People are baffled by how in 2003 and 2004 the league could possibly have spent $16,552 on travel, conferences, meetings and conventions.

People are astonished that the league declared no compensation to its officers.

And people are OUTRAGED that the after months and months (and by some, years) of questioning, the MMDL’s “official” response has been nothing but an arrogant mix of stonewalling and recrimination. I say this with all due respect to those on the Board who are troubled and embarrassed and who I know fear being discovered.

But all on the Board should be concerned.

Mixed in with the many e-mails I have received is news that members have been or are about to be in contact with Boston’s television stations and the Globe. Even before the IRS digs in to this the Court of Public Opinion will almost certainly hand down its decision.

And have no doubt that the IRS is involved. I have in my possession a copy of twenty-six pages of materials that have been sent by the Commonwealth’s Attorney General’s office to the IRS. Let there be no question: the mysterious compensation issue is certain be on their radar. If Board members have been compensated (and payment for attending meetings, mileage reimbursement and trips is just as much considered compensation as annual stipends) the IRS will easily and quickly be able to determine if Board members have declared such income on their personal taxes.

Those at the heart of the Board of Directors would be well advised to give open, honest and serious attention to the issues that have been raised for so long. Those on the Board who are relatively new and have not been involved would be well advised to distance themselves from the controversy. Leave the Board. Protect your reputations. Serve another day.

It has been suggested by some that the best route to solving this crisis is to use the league’s By-Laws to the true advantage of the league – by invoking the opportunity provided in Article IX, Section 5. Essentially this provides that a Special General Meeting may be called upon the collection of 300 member signatures. Such a meeting must be limited to one specific purpose, in this case the recall of a Board member.

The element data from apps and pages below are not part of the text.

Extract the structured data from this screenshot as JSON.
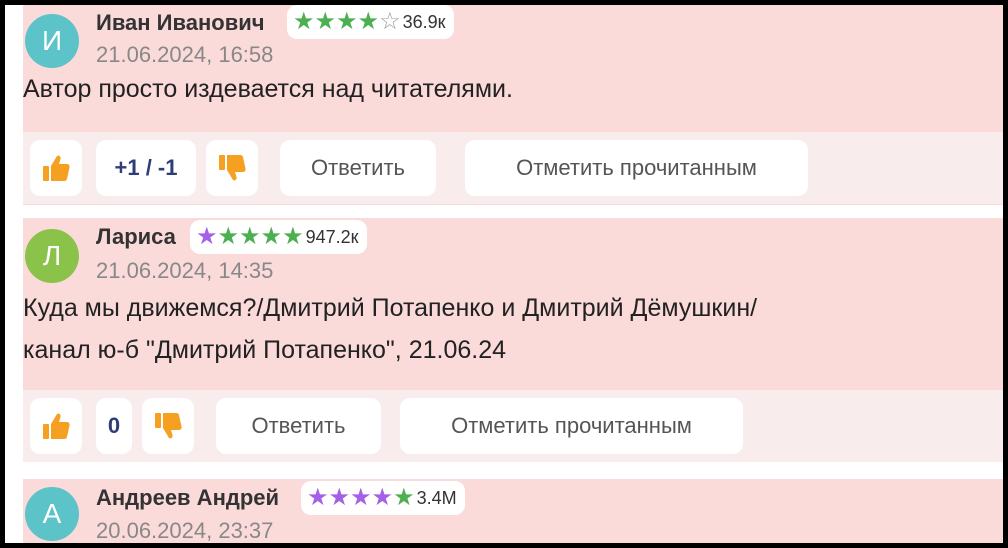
{
  "colors": {
    "comment_bg": "#fbdada",
    "actions_bg": "#f8ecec",
    "thumb": "#f5a020",
    "star_green": "#4caf50",
    "star_purple": "#a560e8"
  },
  "comments": [
    {
      "avatar_letter": "И",
      "avatar_color": "#5cc3c9",
      "author": "Иван Иванович",
      "rating_stars": 4,
      "rating_value": "36.9к",
      "date": "21.06.2024, 16:58",
      "text_lines": [
        "Автор просто издевается над читателями."
      ],
      "votes": "+1 / -1",
      "reply_label": "Ответить",
      "mark_read_label": "Отметить прочитанным"
    },
    {
      "avatar_letter": "Л",
      "avatar_color": "#8bc34a",
      "author": "Лариса",
      "rating_stars": 5,
      "rating_value": "947.2к",
      "date": "21.06.2024, 14:35",
      "text_lines": [
        "Куда мы движемся?/Дмитрий Потапенко и Дмитрий Дёмушкин/",
        "канал ю-б \"Дмитрий Потапенко\", 21.06.24"
      ],
      "votes": "0",
      "reply_label": "Ответить",
      "mark_read_label": "Отметить прочитанным"
    },
    {
      "avatar_letter": "А",
      "avatar_color": "#5cc3c9",
      "author": "Андреев Андрей",
      "rating_stars": 5,
      "rating_value": "3.4M",
      "date": "20.06.2024, 23:37"
    }
  ],
  "icons": {
    "thumb_up": "thumbs-up-icon",
    "thumb_down": "thumbs-down-icon",
    "star": "star-icon"
  }
}
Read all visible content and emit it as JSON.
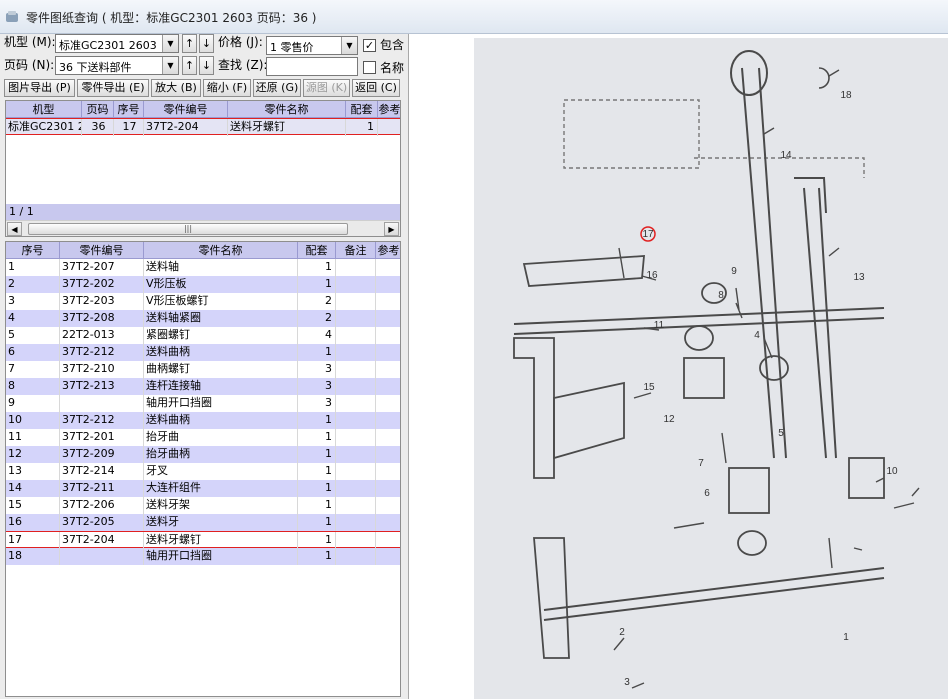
{
  "window": {
    "title": "零件图纸查询 ( 机型：标准GC2301 2603 页码：36 )"
  },
  "filters": {
    "model_label": "机型 (M):",
    "model_value": "标准GC2301 2603",
    "page_label": "页码 (N):",
    "page_value": "36 下送料部件",
    "price_label": "价格 (J):",
    "price_value": "1    零售价",
    "find_label": "查找 (Z):",
    "find_value": "",
    "include_label": "包含",
    "include_checked": true,
    "name_label": "名称",
    "name_checked": false,
    "up_arrow": "↑",
    "down_arrow": "↓"
  },
  "toolbar": {
    "export_image": "图片导出 (P)",
    "export_part": "零件导出 (E)",
    "zoom_in": "放大 (B)",
    "zoom_out": "缩小 (F)",
    "restore": "还原 (G)",
    "original": "源图 (K)",
    "back": "返回 (C)"
  },
  "top_table": {
    "headers": [
      "机型",
      "页码",
      "序号",
      "零件编号",
      "零件名称",
      "配套",
      "参考"
    ],
    "rows": [
      {
        "model": "标准GC2301 2",
        "page": "36",
        "seq": "17",
        "code": "37T2-204",
        "name": "送料牙螺钉",
        "qty": "1"
      }
    ],
    "pager": "1 / 1"
  },
  "parts_table": {
    "headers": [
      "序号",
      "零件编号",
      "零件名称",
      "配套",
      "备注",
      "参考"
    ],
    "selected_seq": "17",
    "rows": [
      {
        "seq": "1",
        "code": "37T2-207",
        "name": "送料轴",
        "qty": "1"
      },
      {
        "seq": "2",
        "code": "37T2-202",
        "name": "V形压板",
        "qty": "1"
      },
      {
        "seq": "3",
        "code": "37T2-203",
        "name": "V形压板螺钉",
        "qty": "2"
      },
      {
        "seq": "4",
        "code": "37T2-208",
        "name": "送料轴紧圈",
        "qty": "2"
      },
      {
        "seq": "5",
        "code": "22T2-013",
        "name": "紧圈螺钉",
        "qty": "4"
      },
      {
        "seq": "6",
        "code": "37T2-212",
        "name": "送料曲柄",
        "qty": "1"
      },
      {
        "seq": "7",
        "code": "37T2-210",
        "name": "曲柄螺钉",
        "qty": "3"
      },
      {
        "seq": "8",
        "code": "37T2-213",
        "name": "连杆连接轴",
        "qty": "3"
      },
      {
        "seq": "9",
        "code": "",
        "name": "轴用开口挡圈",
        "qty": "3"
      },
      {
        "seq": "10",
        "code": "37T2-212",
        "name": "送料曲柄",
        "qty": "1"
      },
      {
        "seq": "11",
        "code": "37T2-201",
        "name": "抬牙曲",
        "qty": "1"
      },
      {
        "seq": "12",
        "code": "37T2-209",
        "name": "抬牙曲柄",
        "qty": "1"
      },
      {
        "seq": "13",
        "code": "37T2-214",
        "name": "牙叉",
        "qty": "1"
      },
      {
        "seq": "14",
        "code": "37T2-211",
        "name": "大连杆组件",
        "qty": "1"
      },
      {
        "seq": "15",
        "code": "37T2-206",
        "name": "送料牙架",
        "qty": "1"
      },
      {
        "seq": "16",
        "code": "37T2-205",
        "name": "送料牙",
        "qty": "1"
      },
      {
        "seq": "17",
        "code": "37T2-204",
        "name": "送料牙螺钉",
        "qty": "1"
      },
      {
        "seq": "18",
        "code": "",
        "name": "轴用开口挡圈",
        "qty": "1"
      }
    ]
  },
  "diagram": {
    "callouts": [
      "1",
      "2",
      "3",
      "4",
      "5",
      "6",
      "7",
      "8",
      "9",
      "10",
      "11",
      "12",
      "13",
      "14",
      "15",
      "16",
      "17",
      "18"
    ],
    "highlighted": "17"
  },
  "colors": {
    "alt_row": "#d4d4fa",
    "header": "#c8c8ee",
    "selection": "#e02020"
  }
}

While there is no question that the signatures could be collected and a Board member could be brought up for recall, another section of the By-Laws (Article XVI, Section 1) requires that the decision vote is to be made by the Board members themselves and that a Board member may only be successfully recalled by a two-thirds majority of the Board.

Given that the MMDL Board is all powerful the Special General Meeting/Recall concept is a non-starter. It will not work. The Board of the MMDL shall remain as long as they wish.

One can only hope that sensible minds within the inner sanctum will soon prevail and convince those who need convincing that the time has come to part ways. Otherwise the league is doomed and the future of darts in Boston and points north and south will be determined by those with the fortitude to start and build a respectable and accountable new league.

To those of you who have been and continue to be in touch with me (particularly those of you on the “inside”) thank you but be careful. The knives are out. I encourage you to continue asking questions – not accusing, but demanding to know what the Board does not want you to know.

Finally, I hope that every member of the MMDL who David Walsh has paid the price for representing will join his captain and team mates by standing behind him too – and appearing on his behalf and behalf of your own rights and your league’s future when he stands before the Board on appeal on September 25. You owe it to him. You owe it to yourself. You owe it to the sport of darts.

From the Field,



  • Dartoid

    "Dartoid" is the pseudonym of Paul Seigel, a prominent chronicler of darts for over 35 years. His columns are celebrated for their wit and insight, often detailing his quest for a game in exotic locales worldwide. His writing offers vibrant commentary on the competitive darts landscape, including players, organizations, tournaments and the sport's unique culture. Dartoid's articles are highly regarded among darts enthusiasts, solidifying his role as a pivotal figure in promoting and documenting darts as both a recreational pastime and professional sport.